===== RECORDS FOR PROCESSING =====
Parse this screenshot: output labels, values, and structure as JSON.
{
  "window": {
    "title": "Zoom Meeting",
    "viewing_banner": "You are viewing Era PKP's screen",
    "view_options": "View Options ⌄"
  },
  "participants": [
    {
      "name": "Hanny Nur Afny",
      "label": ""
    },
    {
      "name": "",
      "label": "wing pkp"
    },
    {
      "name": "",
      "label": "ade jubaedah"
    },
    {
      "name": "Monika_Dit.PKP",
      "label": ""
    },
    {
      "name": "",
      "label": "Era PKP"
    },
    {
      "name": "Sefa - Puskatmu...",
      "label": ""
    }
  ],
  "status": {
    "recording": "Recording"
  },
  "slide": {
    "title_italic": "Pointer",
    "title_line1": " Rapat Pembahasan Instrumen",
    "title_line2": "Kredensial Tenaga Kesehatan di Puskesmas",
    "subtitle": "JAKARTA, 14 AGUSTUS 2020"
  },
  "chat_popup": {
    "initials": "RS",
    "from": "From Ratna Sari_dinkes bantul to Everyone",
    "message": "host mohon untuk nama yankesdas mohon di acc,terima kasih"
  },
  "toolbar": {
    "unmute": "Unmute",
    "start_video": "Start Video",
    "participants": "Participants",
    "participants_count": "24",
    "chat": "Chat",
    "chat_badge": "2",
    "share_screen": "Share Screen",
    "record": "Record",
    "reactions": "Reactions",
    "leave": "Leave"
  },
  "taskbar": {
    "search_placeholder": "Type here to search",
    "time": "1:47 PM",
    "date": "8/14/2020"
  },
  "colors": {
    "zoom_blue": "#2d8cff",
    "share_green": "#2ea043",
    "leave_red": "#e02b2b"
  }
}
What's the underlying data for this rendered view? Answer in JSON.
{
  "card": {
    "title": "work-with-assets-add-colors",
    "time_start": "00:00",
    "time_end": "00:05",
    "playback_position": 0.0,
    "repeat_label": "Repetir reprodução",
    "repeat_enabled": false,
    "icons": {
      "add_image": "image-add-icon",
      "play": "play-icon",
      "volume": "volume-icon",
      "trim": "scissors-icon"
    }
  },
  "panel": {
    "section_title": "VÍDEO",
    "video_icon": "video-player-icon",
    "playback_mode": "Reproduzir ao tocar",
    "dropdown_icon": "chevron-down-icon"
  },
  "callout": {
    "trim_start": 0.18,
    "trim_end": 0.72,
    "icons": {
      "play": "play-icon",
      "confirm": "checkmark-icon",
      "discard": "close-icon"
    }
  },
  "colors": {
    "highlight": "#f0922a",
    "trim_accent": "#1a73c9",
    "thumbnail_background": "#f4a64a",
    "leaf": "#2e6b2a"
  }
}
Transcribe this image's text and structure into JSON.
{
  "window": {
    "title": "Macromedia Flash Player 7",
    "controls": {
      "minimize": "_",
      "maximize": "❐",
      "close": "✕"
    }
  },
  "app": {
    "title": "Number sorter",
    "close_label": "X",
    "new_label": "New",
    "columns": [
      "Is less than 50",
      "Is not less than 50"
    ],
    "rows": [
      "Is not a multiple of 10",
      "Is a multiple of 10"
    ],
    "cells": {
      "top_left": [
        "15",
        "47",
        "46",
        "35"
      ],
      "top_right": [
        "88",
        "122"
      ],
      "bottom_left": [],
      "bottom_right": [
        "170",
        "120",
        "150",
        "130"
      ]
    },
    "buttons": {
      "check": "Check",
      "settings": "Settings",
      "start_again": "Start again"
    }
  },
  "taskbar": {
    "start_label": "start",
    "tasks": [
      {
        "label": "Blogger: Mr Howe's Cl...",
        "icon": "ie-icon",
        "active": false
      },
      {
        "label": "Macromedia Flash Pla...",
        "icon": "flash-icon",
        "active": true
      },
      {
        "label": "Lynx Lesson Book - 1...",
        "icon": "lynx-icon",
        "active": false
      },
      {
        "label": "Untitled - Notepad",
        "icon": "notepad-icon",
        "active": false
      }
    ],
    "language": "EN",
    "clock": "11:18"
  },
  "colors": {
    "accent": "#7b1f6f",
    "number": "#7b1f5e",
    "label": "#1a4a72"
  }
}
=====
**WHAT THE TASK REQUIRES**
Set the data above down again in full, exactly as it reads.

**ANSWER**
Parse this screenshot: output labels, values, and structure as JSON.
{
  "window": {
    "title": "Zoom Meeting",
    "viewing_banner": "You are viewing Era PKP's screen",
    "view_options": "View Options ⌄"
  },
  "participants": [
    {
      "name": "Hanny Nur Afny",
      "label": ""
    },
    {
      "name": "",
      "label": "wing pkp"
    },
    {
      "name": "",
      "label": "ade jubaedah"
    },
    {
      "name": "Monika_Dit.PKP",
      "label": ""
    },
    {
      "name": "",
      "label": "Era PKP"
    },
    {
      "name": "Sefa - Puskatmu...",
      "label": ""
    }
  ],
  "status": {
    "recording": "Recording"
  },
  "slide": {
    "title_italic": "Pointer",
    "title_line1": " Rapat Pembahasan Instrumen",
    "title_line2": "Kredensial Tenaga Kesehatan di Puskesmas",
    "subtitle": "JAKARTA, 14 AGUSTUS 2020"
  },
  "chat_popup": {
    "initials": "RS",
    "from": "From Ratna Sari_dinkes bantul to Everyone",
    "message": "host mohon untuk nama yankesdas mohon di acc,terima kasih"
  },
  "toolbar": {
    "unmute": "Unmute",
    "start_video": "Start Video",
    "participants": "Participants",
    "participants_count": "24",
    "chat": "Chat",
    "chat_badge": "2",
    "share_screen": "Share Screen",
    "record": "Record",
    "reactions": "Reactions",
    "leave": "Leave"
  },
  "taskbar": {
    "search_placeholder": "Type here to search",
    "time": "1:47 PM",
    "date": "8/14/2020"
  },
  "colors": {
    "zoom_blue": "#2d8cff",
    "share_green": "#2ea043",
    "leave_red": "#e02b2b"
  }
}
What's the underlying data for this rendered view? Answer in JSON.
{
  "card": {
    "title": "work-with-assets-add-colors",
    "time_start": "00:00",
    "time_end": "00:05",
    "playback_position": 0.0,
    "repeat_label": "Repetir reprodução",
    "repeat_enabled": false,
    "icons": {
      "add_image": "image-add-icon",
      "play": "play-icon",
      "volume": "volume-icon",
      "trim": "scissors-icon"
    }
  },
  "panel": {
    "section_title": "VÍDEO",
    "video_icon": "video-player-icon",
    "playback_mode": "Reproduzir ao tocar",
    "dropdown_icon": "chevron-down-icon"
  },
  "callout": {
    "trim_start": 0.18,
    "trim_end": 0.72,
    "icons": {
      "play": "play-icon",
      "confirm": "checkmark-icon",
      "discard": "close-icon"
    }
  },
  "colors": {
    "highlight": "#f0922a",
    "trim_accent": "#1a73c9",
    "thumbnail_background": "#f4a64a",
    "leaf": "#2e6b2a"
  }
}
Transcribe this image's text and structure into JSON.
{
  "window": {
    "title": "Macromedia Flash Player 7",
    "controls": {
      "minimize": "_",
      "maximize": "❐",
      "close": "✕"
    }
  },
  "app": {
    "title": "Number sorter",
    "close_label": "X",
    "new_label": "New",
    "columns": [
      "Is less than 50",
      "Is not less than 50"
    ],
    "rows": [
      "Is not a multiple of 10",
      "Is a multiple of 10"
    ],
    "cells": {
      "top_left": [
        "15",
        "47",
        "46",
        "35"
      ],
      "top_right": [
        "88",
        "122"
      ],
      "bottom_left": [],
      "bottom_right": [
        "170",
        "120",
        "150",
        "130"
      ]
    },
    "buttons": {
      "check": "Check",
      "settings": "Settings",
      "start_again": "Start again"
    }
  },
  "taskbar": {
    "start_label": "start",
    "tasks": [
      {
        "label": "Blogger: Mr Howe's Cl...",
        "icon": "ie-icon",
        "active": false
      },
      {
        "label": "Macromedia Flash Pla...",
        "icon": "flash-icon",
        "active": true
      },
      {
        "label": "Lynx Lesson Book - 1...",
        "icon": "lynx-icon",
        "active": false
      },
      {
        "label": "Untitled - Notepad",
        "icon": "notepad-icon",
        "active": false
      }
    ],
    "language": "EN",
    "clock": "11:18"
  },
  "colors": {
    "accent": "#7b1f6f",
    "number": "#7b1f5e",
    "label": "#1a4a72"
  }
}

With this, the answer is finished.